As my feet step one in front of the other, walking under a canopy of oaks and maples, passing the dogwoods and crab-apple trees, their stillnes brings me to pause. On the precipice of my myopic vision, I see in the distance - or dream I see, in the muggy heat - a gentle shimmering, as if an unfelt breeze has disturbed the portal to a reality imminently close, but in a direction fatally foreign to me. The grainy apparition is clouded by the sheer glow of this pink day; I blink, and it is still there, but no clearer. I glance around as if the wet pavement or rows of houses could offer new perspective, to no avail. The trees are soundless. Though their unseen roots are gulping water from last night's rain and the pores of their delicate leaves are pouring pure oxygen into my lungs - although they exist undeniably in my physical presence - they also, I feel in the tingling quiet, live in a place to which I have rarely, if ever, been.
Oh, to have that deep knowledge of a life lived in an upward direction, then immobile, yet omnipresent; to regard this moment, as I stand in their wake, as parallel to the time when families in the 1940's were moving into these new homes, or when surrounded by cool forest in all directions before Europeans came, or when first breaking through the hard shell of a seed to the rich, damp earth; to live in this world and another, and to perhaps know no distinction between them; oh, to radiate light, and a constant invitation to pay attention to the possible hanging thickly in the still air of this and every morning. I continue walking my linear path, thirsty for the gift of submission to now, now, now.

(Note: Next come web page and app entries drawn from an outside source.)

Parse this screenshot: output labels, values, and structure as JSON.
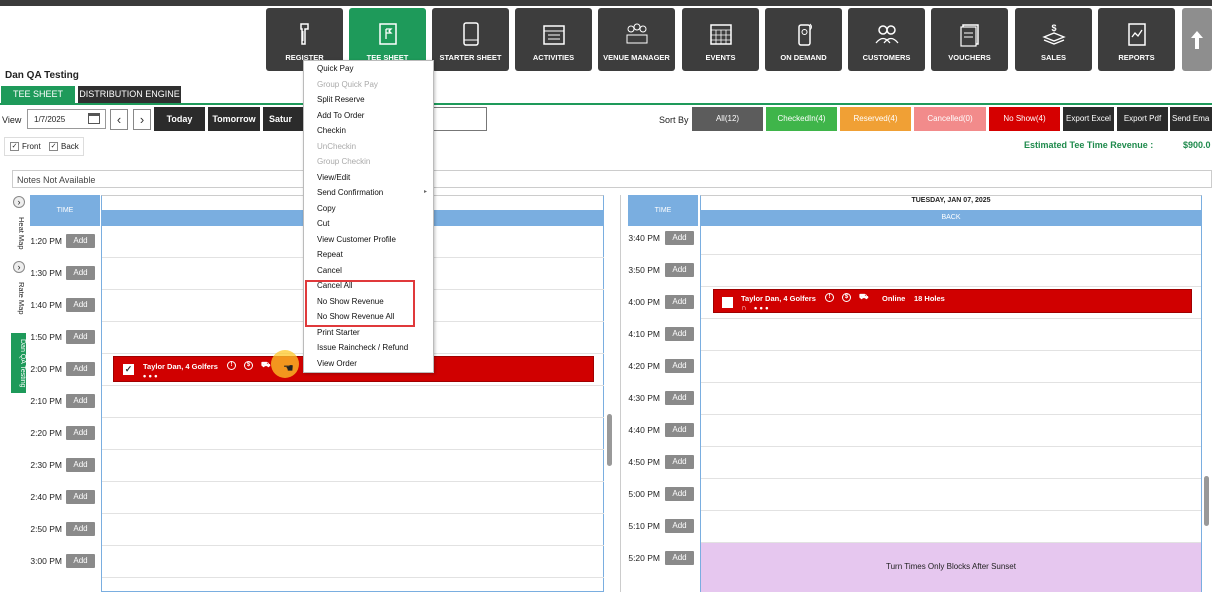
{
  "nav": {
    "buttons": [
      {
        "label": "REGISTER",
        "icon": "barcode-scanner-icon"
      },
      {
        "label": "TEE SHEET",
        "icon": "flag-sheet-icon"
      },
      {
        "label": "STARTER SHEET",
        "icon": "tablet-icon"
      },
      {
        "label": "ACTIVITIES",
        "icon": "calendar-list-icon"
      },
      {
        "label": "VENUE MANAGER",
        "icon": "venue-people-icon"
      },
      {
        "label": "EVENTS",
        "icon": "calendar-grid-icon"
      },
      {
        "label": "ON DEMAND",
        "icon": "phone-signal-icon"
      },
      {
        "label": "CUSTOMERS",
        "icon": "customers-icon"
      },
      {
        "label": "VOUCHERS",
        "icon": "vouchers-icon"
      },
      {
        "label": "SALES",
        "icon": "sales-money-icon"
      },
      {
        "label": "REPORTS",
        "icon": "report-chart-icon"
      }
    ],
    "active_color": "#1e9a5a"
  },
  "site_title": "Dan QA Testing",
  "tabs": {
    "tee_sheet": "TEE SHEET",
    "distribution": "DISTRIBUTION ENGINE"
  },
  "toolbar": {
    "view_label": "View",
    "date_value": "1/7/2025",
    "today": "Today",
    "tomorrow": "Tomorrow",
    "saturday": "Satur",
    "sort_by": "Sort By",
    "sort_buttons": [
      {
        "label": "All(12)",
        "color": "#5c5c5c"
      },
      {
        "label": "CheckedIn(4)",
        "color": "#3fb54a"
      },
      {
        "label": "Reserved(4)",
        "color": "#f0a035"
      },
      {
        "label": "Cancelled(0)",
        "color": "#f28b8b"
      },
      {
        "label": "No Show(4)",
        "color": "#d50000"
      }
    ],
    "export_excel": "Export Excel",
    "export_pdf": "Export Pdf",
    "send_email": "Send Ema"
  },
  "filters": {
    "front": "Front",
    "back": "Back"
  },
  "revenue": {
    "label": "Estimated Tee Time Revenue :",
    "value": "$900.0"
  },
  "notes": "Notes Not Available",
  "side": {
    "heat_map": "Heat Map",
    "rate_map": "Rate Map",
    "testing": "Dan QA Testing"
  },
  "left_panel": {
    "time_header": "TIME",
    "add_label": "Add",
    "times": [
      "1:20 PM",
      "1:30 PM",
      "1:40 PM",
      "1:50 PM",
      "2:00 PM",
      "2:10 PM",
      "2:20 PM",
      "2:30 PM",
      "2:40 PM",
      "2:50 PM",
      "3:00 PM"
    ],
    "booking": {
      "name": "Taylor Dan, 4 Golfers",
      "check": "✓",
      "dots": "• • •"
    }
  },
  "right_panel": {
    "date_header": "TUESDAY, JAN 07, 2025",
    "course": "BACK",
    "time_header": "TIME",
    "add_label": "Add",
    "times": [
      "3:40 PM",
      "3:50 PM",
      "4:00 PM",
      "4:10 PM",
      "4:20 PM",
      "4:30 PM",
      "4:40 PM",
      "4:50 PM",
      "5:00 PM",
      "5:10 PM",
      "5:20 PM"
    ],
    "booking": {
      "name": "Taylor Dan, 4 Golfers",
      "channel": "Online",
      "holes": "18 Holes",
      "dots": "• • •"
    },
    "sunset_block": "Turn Times Only Blocks After Sunset"
  },
  "context_menu": {
    "items": [
      {
        "label": "Quick Pay",
        "enabled": true
      },
      {
        "label": "Group Quick Pay",
        "enabled": false
      },
      {
        "label": "Split Reserve",
        "enabled": true
      },
      {
        "label": "Add To Order",
        "enabled": true
      },
      {
        "label": "Checkin",
        "enabled": true
      },
      {
        "label": "UnCheckin",
        "enabled": false
      },
      {
        "label": "Group Checkin",
        "enabled": false
      },
      {
        "label": "View/Edit",
        "enabled": true
      },
      {
        "label": "Send Confirmation",
        "enabled": true
      },
      {
        "label": "Copy",
        "enabled": true
      },
      {
        "label": "Cut",
        "enabled": true
      },
      {
        "label": "View Customer Profile",
        "enabled": true
      },
      {
        "label": "Repeat",
        "enabled": true
      },
      {
        "label": "Cancel",
        "enabled": true
      },
      {
        "label": "Cancel All",
        "enabled": true
      },
      {
        "label": "No Show Revenue",
        "enabled": true
      },
      {
        "label": "No Show Revenue All",
        "enabled": true
      },
      {
        "label": "Print Starter",
        "enabled": true
      },
      {
        "label": "Issue Raincheck / Refund",
        "enabled": true
      },
      {
        "label": "View Order",
        "enabled": true
      }
    ],
    "highlight_color": "#e0393b"
  }
}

Later, the pink morning yields to blue; the branches sway gently overhead as I sit on my porch. The sunlight is clear and unfiltered, distinct and bright. A breeze caresses my cheek and moves my hair. The trees seem to speak, This is our world, too.
- Written 9/6/2012